Typically, these college level courses are introductory, enabling students to eliminate the need to take some general education courses once they arrive on campus. Available courses may be Humanities, English, Math, Social Studies, and Science.
Once enrolled in a dual enrollment course, students must attend class, complete coursework, and earn a qualifying grade to receive credit. That college credit can then only be used at an institution that has a dual enrollment agreement with the high school.
Typically, these are in-state universities, community colleges, or colleges that are local to the high school. There is nothing prohibiting students from taking dual enrollment classes who are unsure of their college plans after high school graduation. Though they may not be able to transfer the dual enrollment credit to the college they decide to attend, these courses are still great practice for collegiate-level academics.

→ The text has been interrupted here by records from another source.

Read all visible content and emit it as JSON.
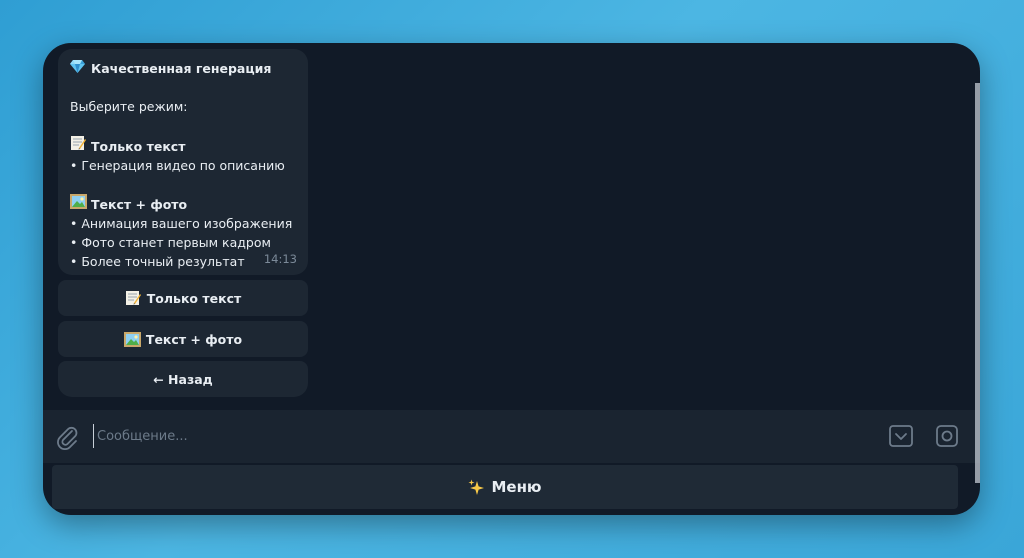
{
  "message": {
    "title": "Качественная генерация",
    "prompt": "Выберите режим:",
    "option_text_title": "Только текст",
    "option_text_desc": "• Генерация видео по описанию",
    "option_photo_title": "Текст + фото",
    "option_photo_lines": [
      "• Анимация вашего изображения",
      "• Фото станет первым кадром",
      "• Более точный результат"
    ],
    "time": "14:13"
  },
  "keyboard": {
    "text_only": "Только текст",
    "text_photo": "Текст + фото",
    "back": "← Назад"
  },
  "input": {
    "placeholder": "Сообщение..."
  },
  "menu": {
    "label": "Меню"
  },
  "icons": {
    "title": "gem-icon",
    "text_only": "memo-icon",
    "text_photo": "picture-icon",
    "menu": "sparkles-icon"
  },
  "colors": {
    "background": "#111a27",
    "bubble": "#1d2733",
    "text": "#e9eef3",
    "muted": "#7c8a99"
  }
}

What Are Dual Enrollment Requirements?
Many states and schools have minimum requirements to be eligible to take dual enrollment courses. Though they vary school by school or state by state, there are general guidelines that most of these courses fall under.
Most states require that a student be a high school junior or senior to take dual enrollment courses. They may also need a minimum GPA or SAT/Act score or be on a specific graduation track at their high school.
Parent permission is typically required, as is a recommendation from a teacher, school counselor, or school administrator.
Benefits of Dual Enrollment
Before deciding to enroll in dual credit courses, students should weigh both the pros and cons.
Saves Money. Dual enrollment classes often come at a discounted rate, sometimes even costing $0. This helps students save a great deal on college costs. Students that need financial assistance may find help through state-funded grants.
According to Education Data, the three-credit-hour cost for students attending an in-state public college is $1,170. Considering the same course at the dual enrollment level costs half the traditional cost, students and their families can substantially save on college tuition via dual enrollment programs.
Shortens Time in College. Depending on the number of courses taken, students may be able to shorten their time in college and graduate sooner. Doing so will save them tuition costs as well as room and board.
529 Plan. Because dual enrollment courses count for college credit, savings from a 529 Plan can be used to help cover the cost of the class(es). These funds, however, cannot be used for textbooks and supplies.
Degree Completion. A study from Columbia University found that 88% of students that completed dual enrollment courses in high school enrolled in college between the ages of 18 and 20. Additionally, 64% of those students graduated within five years.
Drawbacks of Dual Enrollment
Just like there are pros to taking dual enrollment courses, there are also cons that students should consider.
Credit Transferability. These college credits only transfer to specific institutions. If a student has plans to utilize dual enrollment courses to cut college costs, they should only apply to schools that will accept the credit.
Accessibility. Dual credit courses may only be offered on a college campus or online. Students need to determine whether they have the means to attend class, physically or virtually. This may require a car, a bus pass, or a reliable Internet connection.
Difficulty. Finally, students need to ensure that they can balance the college-level difficulty of dual credit classes with their current course load. These classes may require more reading as well as papers and exams. Time management is vital in taking these courses, as students navigate the coursework with their high school classes and extracurricular activities. If a student believes that they could qualify for dual enrollment courses, they should schedule an appointment to discuss options with their school counselor. During this meeting, the school counselor can discuss preparedness, cost, and transferring college credits after graduation.